All other Government policies on heating remain the same as before, with the target of deploying 600,000 heat pumps per year by 2028 unchanged. The Future Homes Standard and the Future Building Standard will still be introduced in 2025 in England to ensure new buildings are built to be as efficient as possible. The Clean Heat Market Mechanism, which applies to the whole of the UK and is designed to incentivise the heating industry to invest in developing the heat pump market, has now been confirmed from January 2024 for all boilers under 70kW. The Heat Pump Investment Accelerator Competition and the Heat Training Grant will continue unchanged, and the Heat Network Market Framework and Heat Network Zoning will also continue as planned. 

Under the Boiler Upgrade Scheme, available in England and Wales, the grant level has risen for heat pumps to £7,500. Biomass boilers will continue to receive grants of £5,000.  Phase 4 of the Public Sector Decarbonisation scheme will see £1.17bn worth of grants for 2025/2026 – 2027/2028, to enable public sector organisations to switch to clean energy, such as heat pumps as well as installing energy efficiency measures like insulation. There remains no funding for private sector non-domestic properties.  

Why heat pumps for net zero?
Heat pumps are significantly – up to a third – more efficient than gas boilers, with potential for even further efficiency as the technology develops, meaning they require less energy to run. Of course, this level of efficiency does rely on the key success factors of system design and the overall thermal efficiency of the building. A heat pump system that is not correctly sized, or a building without effective insulation, will require more energy to keep at the desired temperature, meaning the heat pump is then not operating at maximum efficiency. 

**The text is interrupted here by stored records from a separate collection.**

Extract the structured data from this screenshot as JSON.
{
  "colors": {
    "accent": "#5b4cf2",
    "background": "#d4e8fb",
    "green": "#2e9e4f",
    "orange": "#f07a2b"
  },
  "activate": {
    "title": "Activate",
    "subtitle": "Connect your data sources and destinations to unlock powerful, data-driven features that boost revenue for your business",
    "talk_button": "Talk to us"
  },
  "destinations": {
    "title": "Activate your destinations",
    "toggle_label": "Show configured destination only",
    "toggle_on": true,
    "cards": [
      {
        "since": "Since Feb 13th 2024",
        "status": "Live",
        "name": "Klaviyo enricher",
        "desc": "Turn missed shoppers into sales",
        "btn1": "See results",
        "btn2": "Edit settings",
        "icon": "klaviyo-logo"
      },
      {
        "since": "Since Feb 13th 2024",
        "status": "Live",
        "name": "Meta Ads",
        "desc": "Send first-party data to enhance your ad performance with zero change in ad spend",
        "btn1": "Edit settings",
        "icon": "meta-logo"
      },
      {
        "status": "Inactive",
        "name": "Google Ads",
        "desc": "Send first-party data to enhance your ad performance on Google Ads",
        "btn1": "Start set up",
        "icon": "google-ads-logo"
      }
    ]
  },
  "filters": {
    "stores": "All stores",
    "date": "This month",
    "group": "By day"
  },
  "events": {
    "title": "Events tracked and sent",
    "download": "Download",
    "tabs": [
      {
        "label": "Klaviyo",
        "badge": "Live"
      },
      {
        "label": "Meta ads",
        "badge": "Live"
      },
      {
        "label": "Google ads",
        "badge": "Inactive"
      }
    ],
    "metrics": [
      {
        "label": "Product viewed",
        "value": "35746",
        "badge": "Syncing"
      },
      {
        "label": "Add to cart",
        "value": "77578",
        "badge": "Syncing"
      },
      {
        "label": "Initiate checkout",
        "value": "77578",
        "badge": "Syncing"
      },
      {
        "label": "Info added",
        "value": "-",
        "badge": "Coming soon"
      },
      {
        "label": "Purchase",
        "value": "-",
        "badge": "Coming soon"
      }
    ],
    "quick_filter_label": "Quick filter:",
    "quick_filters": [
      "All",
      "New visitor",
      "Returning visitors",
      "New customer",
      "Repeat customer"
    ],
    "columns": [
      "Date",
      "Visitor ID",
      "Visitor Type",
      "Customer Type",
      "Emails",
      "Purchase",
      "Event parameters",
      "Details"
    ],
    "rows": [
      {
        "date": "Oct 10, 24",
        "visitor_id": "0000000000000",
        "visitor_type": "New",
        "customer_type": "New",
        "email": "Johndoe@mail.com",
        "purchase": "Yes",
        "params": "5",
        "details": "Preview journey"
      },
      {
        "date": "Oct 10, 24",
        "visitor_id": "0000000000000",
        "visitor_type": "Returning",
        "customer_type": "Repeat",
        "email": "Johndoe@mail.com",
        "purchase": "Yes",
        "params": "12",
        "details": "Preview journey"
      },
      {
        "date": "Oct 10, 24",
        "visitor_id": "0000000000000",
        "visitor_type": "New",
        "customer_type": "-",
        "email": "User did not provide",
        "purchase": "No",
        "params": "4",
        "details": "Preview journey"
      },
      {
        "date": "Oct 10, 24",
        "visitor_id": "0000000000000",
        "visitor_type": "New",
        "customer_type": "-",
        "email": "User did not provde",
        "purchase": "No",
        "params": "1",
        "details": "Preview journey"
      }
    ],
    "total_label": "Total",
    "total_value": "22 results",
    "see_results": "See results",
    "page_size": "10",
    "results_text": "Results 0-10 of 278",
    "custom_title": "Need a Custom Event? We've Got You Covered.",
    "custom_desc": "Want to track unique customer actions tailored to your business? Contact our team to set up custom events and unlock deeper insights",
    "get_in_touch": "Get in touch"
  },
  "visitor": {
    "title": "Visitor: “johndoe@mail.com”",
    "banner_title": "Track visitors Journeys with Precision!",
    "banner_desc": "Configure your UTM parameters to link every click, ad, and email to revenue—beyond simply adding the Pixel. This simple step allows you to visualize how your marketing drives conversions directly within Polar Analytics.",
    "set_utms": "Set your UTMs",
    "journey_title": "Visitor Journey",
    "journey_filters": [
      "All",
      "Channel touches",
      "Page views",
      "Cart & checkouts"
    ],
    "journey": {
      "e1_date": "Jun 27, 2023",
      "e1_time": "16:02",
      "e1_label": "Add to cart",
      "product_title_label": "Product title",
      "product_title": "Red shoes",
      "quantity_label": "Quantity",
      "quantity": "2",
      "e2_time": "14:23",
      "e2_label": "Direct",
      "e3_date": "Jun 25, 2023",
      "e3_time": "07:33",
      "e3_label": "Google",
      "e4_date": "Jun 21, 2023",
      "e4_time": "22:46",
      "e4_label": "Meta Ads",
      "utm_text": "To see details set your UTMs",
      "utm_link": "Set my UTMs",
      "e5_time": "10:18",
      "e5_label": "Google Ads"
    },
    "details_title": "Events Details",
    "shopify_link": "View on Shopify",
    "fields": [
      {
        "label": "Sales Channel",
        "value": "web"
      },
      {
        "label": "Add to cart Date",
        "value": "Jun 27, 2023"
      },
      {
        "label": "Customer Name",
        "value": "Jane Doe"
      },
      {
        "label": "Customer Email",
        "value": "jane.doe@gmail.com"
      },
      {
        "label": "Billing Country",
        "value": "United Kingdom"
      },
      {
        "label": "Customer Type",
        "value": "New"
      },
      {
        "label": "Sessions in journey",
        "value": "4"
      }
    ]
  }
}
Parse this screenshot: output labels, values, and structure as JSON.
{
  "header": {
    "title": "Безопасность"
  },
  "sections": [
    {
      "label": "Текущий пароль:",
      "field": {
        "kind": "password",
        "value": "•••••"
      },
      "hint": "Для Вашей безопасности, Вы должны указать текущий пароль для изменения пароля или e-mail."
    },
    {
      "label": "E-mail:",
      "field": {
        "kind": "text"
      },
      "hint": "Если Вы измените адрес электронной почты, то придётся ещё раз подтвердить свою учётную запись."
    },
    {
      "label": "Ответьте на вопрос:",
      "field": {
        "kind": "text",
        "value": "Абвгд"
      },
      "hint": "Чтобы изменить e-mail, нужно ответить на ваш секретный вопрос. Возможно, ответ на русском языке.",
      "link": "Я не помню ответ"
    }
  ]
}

Furthermore, heat pumps with smart controls actually learn the occupant’s preferences and building heat physics, which makes it possible to reduce the peaks of grid strain whilst power stations are currently still producing both gas and electricity. 

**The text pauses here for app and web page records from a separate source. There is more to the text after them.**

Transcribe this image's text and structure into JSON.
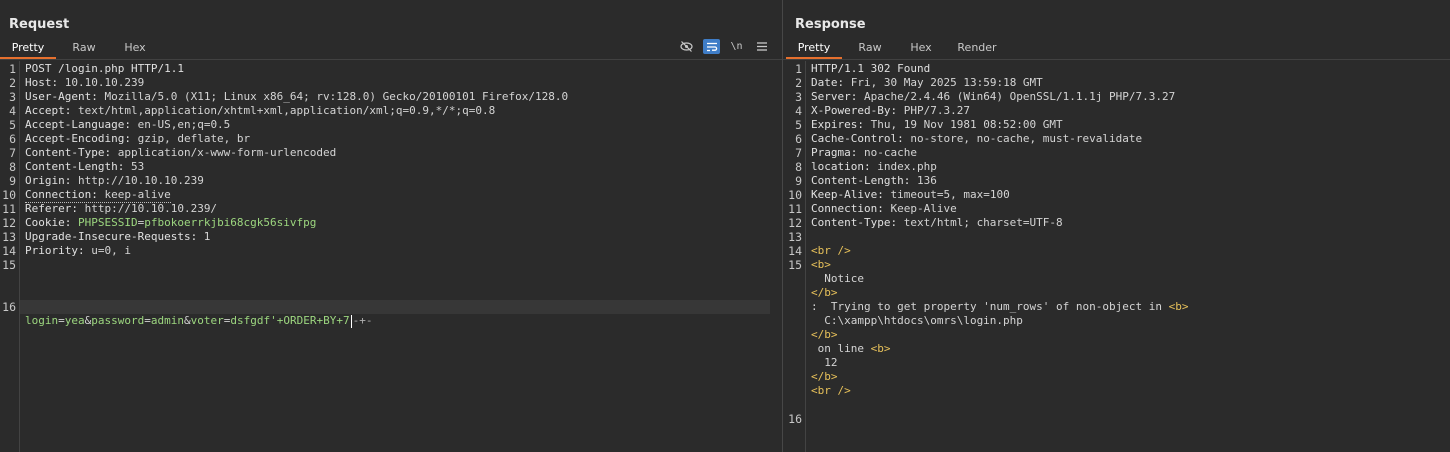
{
  "request": {
    "title": "Request",
    "tabs": [
      "Pretty",
      "Raw",
      "Hex"
    ],
    "toolbar_icons": [
      "eye-off-icon",
      "wrap-lines-icon",
      "newline-icon",
      "menu-icon"
    ],
    "lines": [
      {
        "n": "1",
        "k": "POST /login.php HTTP/1.1",
        "v": ""
      },
      {
        "n": "2",
        "k": "Host:",
        "v": " 10.10.10.239"
      },
      {
        "n": "3",
        "k": "User-Agent:",
        "v": " Mozilla/5.0 (X11; Linux x86_64; rv:128.0) Gecko/20100101 Firefox/128.0"
      },
      {
        "n": "4",
        "k": "Accept:",
        "v": " text/html,application/xhtml+xml,application/xml;q=0.9,*/*;q=0.8"
      },
      {
        "n": "5",
        "k": "Accept-Language:",
        "v": " en-US,en;q=0.5"
      },
      {
        "n": "6",
        "k": "Accept-Encoding:",
        "v": " gzip, deflate, br"
      },
      {
        "n": "7",
        "k": "Content-Type:",
        "v": " application/x-www-form-urlencoded"
      },
      {
        "n": "8",
        "k": "Content-Length:",
        "v": " 53"
      },
      {
        "n": "9",
        "k": "Origin:",
        "v": " http://10.10.10.239"
      },
      {
        "n": "10",
        "k": "Connection:",
        "v": " keep-alive"
      },
      {
        "n": "11",
        "k": "Referer:",
        "v": " http://10.10.10.239/"
      },
      {
        "n": "12",
        "k": "Cookie:",
        "v": " "
      },
      {
        "n": "13",
        "k": "Upgrade-Insecure-Requests:",
        "v": " 1"
      },
      {
        "n": "14",
        "k": "Priority:",
        "v": " u=0, i"
      },
      {
        "n": "15",
        "k": "",
        "v": ""
      },
      {
        "n": "16",
        "k": "",
        "v": ""
      }
    ],
    "cookie": {
      "name": "PHPSESSID",
      "eq": "=",
      "value": "pfbokoerrkjbi68cgk56sivfpg"
    },
    "body": {
      "p1": "login",
      "v1": "yea",
      "amp1": "&",
      "p2": "password",
      "v2": "admin",
      "amp2": "&",
      "p3": "voter",
      "v3a": "dsfgdf'+ORDER+BY+7",
      "v3b": "-+-",
      "eq": "="
    }
  },
  "response": {
    "title": "Response",
    "tabs": [
      "Pretty",
      "Raw",
      "Hex",
      "Render"
    ],
    "headers": [
      {
        "n": "1",
        "k": "HTTP/1.1 302 Found",
        "v": ""
      },
      {
        "n": "2",
        "k": "Date:",
        "v": " Fri, 30 May 2025 13:59:18 GMT"
      },
      {
        "n": "3",
        "k": "Server:",
        "v": " Apache/2.4.46 (Win64) OpenSSL/1.1.1j PHP/7.3.27"
      },
      {
        "n": "4",
        "k": "X-Powered-By:",
        "v": " PHP/7.3.27"
      },
      {
        "n": "5",
        "k": "Expires:",
        "v": " Thu, 19 Nov 1981 08:52:00 GMT"
      },
      {
        "n": "6",
        "k": "Cache-Control:",
        "v": " no-store, no-cache, must-revalidate"
      },
      {
        "n": "7",
        "k": "Pragma:",
        "v": " no-cache"
      },
      {
        "n": "8",
        "k": "location:",
        "v": " index.php"
      },
      {
        "n": "9",
        "k": "Content-Length:",
        "v": " 136"
      },
      {
        "n": "10",
        "k": "Keep-Alive:",
        "v": " timeout=5, max=100"
      },
      {
        "n": "11",
        "k": "Connection:",
        "v": " Keep-Alive"
      },
      {
        "n": "12",
        "k": "Content-Type:",
        "v": " text/html; charset=UTF-8"
      },
      {
        "n": "13",
        "k": "",
        "v": ""
      }
    ],
    "body_lines": [
      {
        "n": "14",
        "tag": "<br />",
        "txt": ""
      },
      {
        "n": "15",
        "tag": "<b>",
        "txt": ""
      },
      {
        "n": "",
        "tag": "",
        "txt": "  Notice"
      },
      {
        "n": "",
        "tag": "</b>",
        "txt": ""
      },
      {
        "n": "",
        "tag": "",
        "txt": ":  Trying to get property 'num_rows' of non-object in ",
        "tag2": "<b>"
      },
      {
        "n": "",
        "tag": "",
        "txt": "  C:\\xampp\\htdocs\\omrs\\login.php"
      },
      {
        "n": "",
        "tag": "</b>",
        "txt": ""
      },
      {
        "n": "",
        "tag": "",
        "txt": " on line ",
        "tag2": "<b>"
      },
      {
        "n": "",
        "tag": "",
        "txt": "  12"
      },
      {
        "n": "",
        "tag": "</b>",
        "txt": ""
      },
      {
        "n": "",
        "tag": "<br />",
        "txt": ""
      },
      {
        "n": "",
        "tag": "",
        "txt": ""
      },
      {
        "n": "16",
        "tag": "",
        "txt": ""
      }
    ]
  }
}
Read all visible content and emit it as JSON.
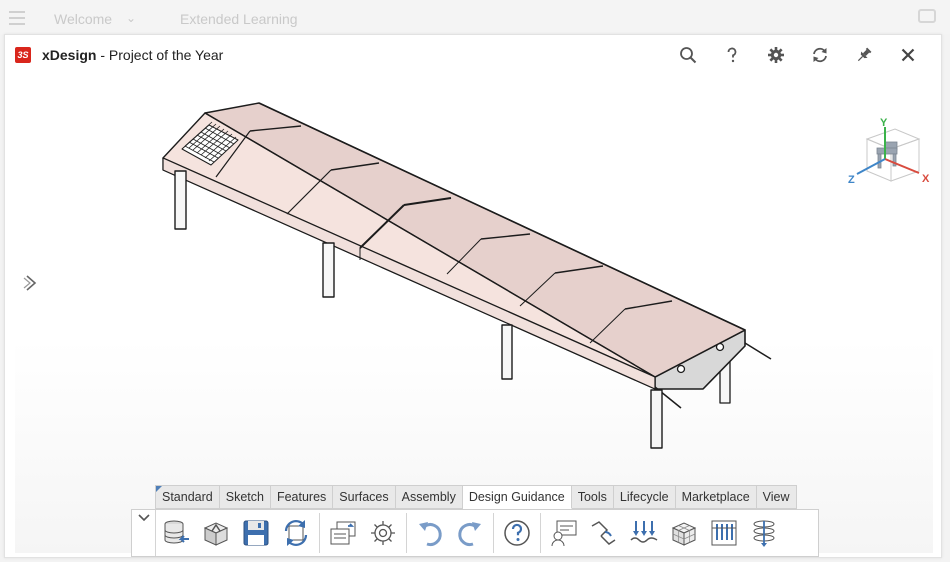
{
  "background": {
    "menu_label": "Welcome",
    "extended_label": "Extended Learning"
  },
  "window": {
    "app_name": "xDesign",
    "project": " - Project of the Year",
    "logo_text": "3S"
  },
  "triad": {
    "x": "X",
    "y": "Y",
    "z": "Z"
  },
  "tabs": [
    "Standard",
    "Sketch",
    "Features",
    "Surfaces",
    "Assembly",
    "Design Guidance",
    "Tools",
    "Lifecycle",
    "Marketplace",
    "View"
  ],
  "active_tab": "Design Guidance",
  "tools": [
    {
      "name": "database-import-icon"
    },
    {
      "name": "open-part-icon"
    },
    {
      "name": "save-icon"
    },
    {
      "name": "refresh-model-icon"
    },
    {
      "name": "feature-manager-icon"
    },
    {
      "name": "settings-gear-icon"
    },
    {
      "name": "undo-icon"
    },
    {
      "name": "redo-icon"
    },
    {
      "name": "help-icon"
    },
    {
      "name": "design-review-icon"
    },
    {
      "name": "routing-icon"
    },
    {
      "name": "loads-icon"
    },
    {
      "name": "mesh-cube-icon"
    },
    {
      "name": "results-bars-icon"
    },
    {
      "name": "stacked-layers-icon"
    }
  ],
  "colors": {
    "brand": "#d9261c",
    "panel_fill": "#f3dfda",
    "panel_dark": "#e8d3cf",
    "accent_blue": "#3d6fae"
  }
}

What next?
There can be no doubt that heat pumps will be the core means of decarbonising heating in buildings. However, whether the target of deploying 600,000 heat pumps per year by 2028 can be achieved remains hotly debated. In response to the government’s announcement in September 2023, the Climate Change Committee said: “These announcements significantly increase the risks to the Government achieving its own targets on heat pump installations.” It cites the importance of low-carbon heating mechanisms, including heat pumps, to increase the rate of decarbonisation in buildings. However, the UK had the lowest number of heat pumps installed per capita in 2022 compared to neighbouring countries. 

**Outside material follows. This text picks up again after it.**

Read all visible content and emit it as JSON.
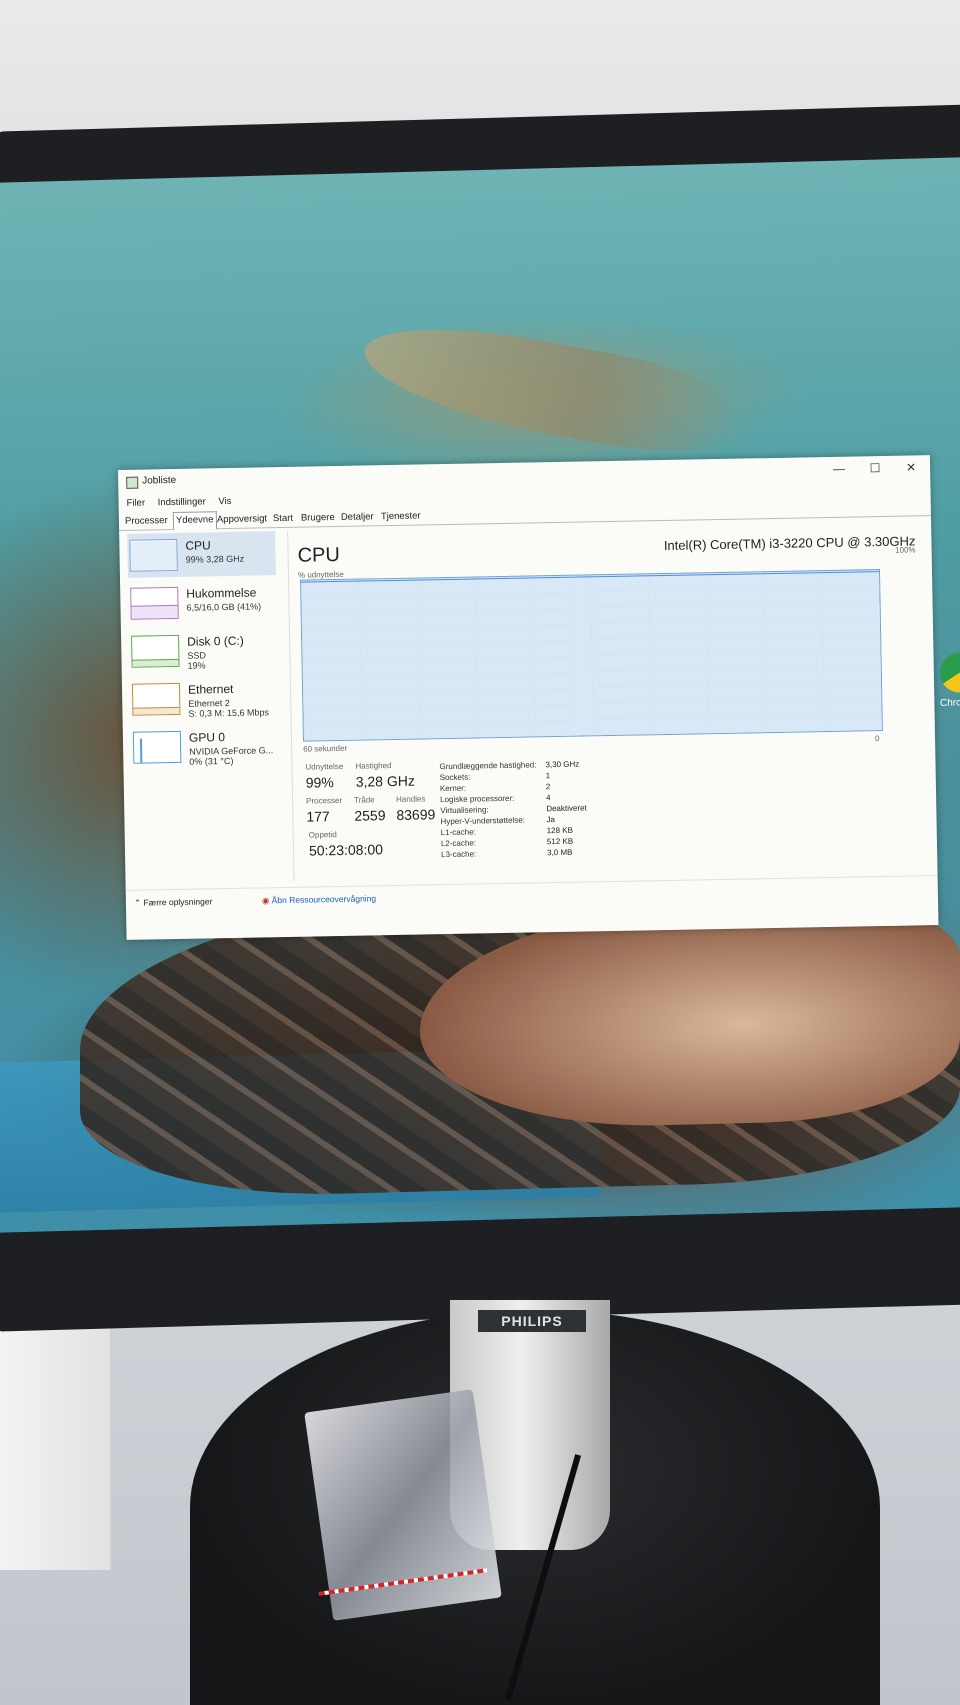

There are a number of factors at play here, including the cost of heat pumps (plus comparatively high running costs), lack of public trust in them, and the scarcity of trained installers. When it comes to the latter, training really is essential as, whilst there are some similarities, fitting a heat pump is quite distinct from a gas boiler. As of July 2022, the number of qualified heat pump engineers was estimated to be around 3,000, but according to Nesta’s (a UK innovation foundation that provides programmes, investment, policy and research to promote innovation across a broad range of sectors) modelling the UK will need at least 27,000 qualified engineers by 2028 to meet the Government’s installation targets. This means the training of 5,000-7,000 installers per year is needed between 2025 and 2035. 

It’s clear that there are challenges here, but also plenty of opportunities. There isn’t a one-stop, overnight solution to get to net zero and decarbonise UK heating; this is going to be a stepped process, but it is one we must make. 

For more detailed analysis and advice go to 

Related posts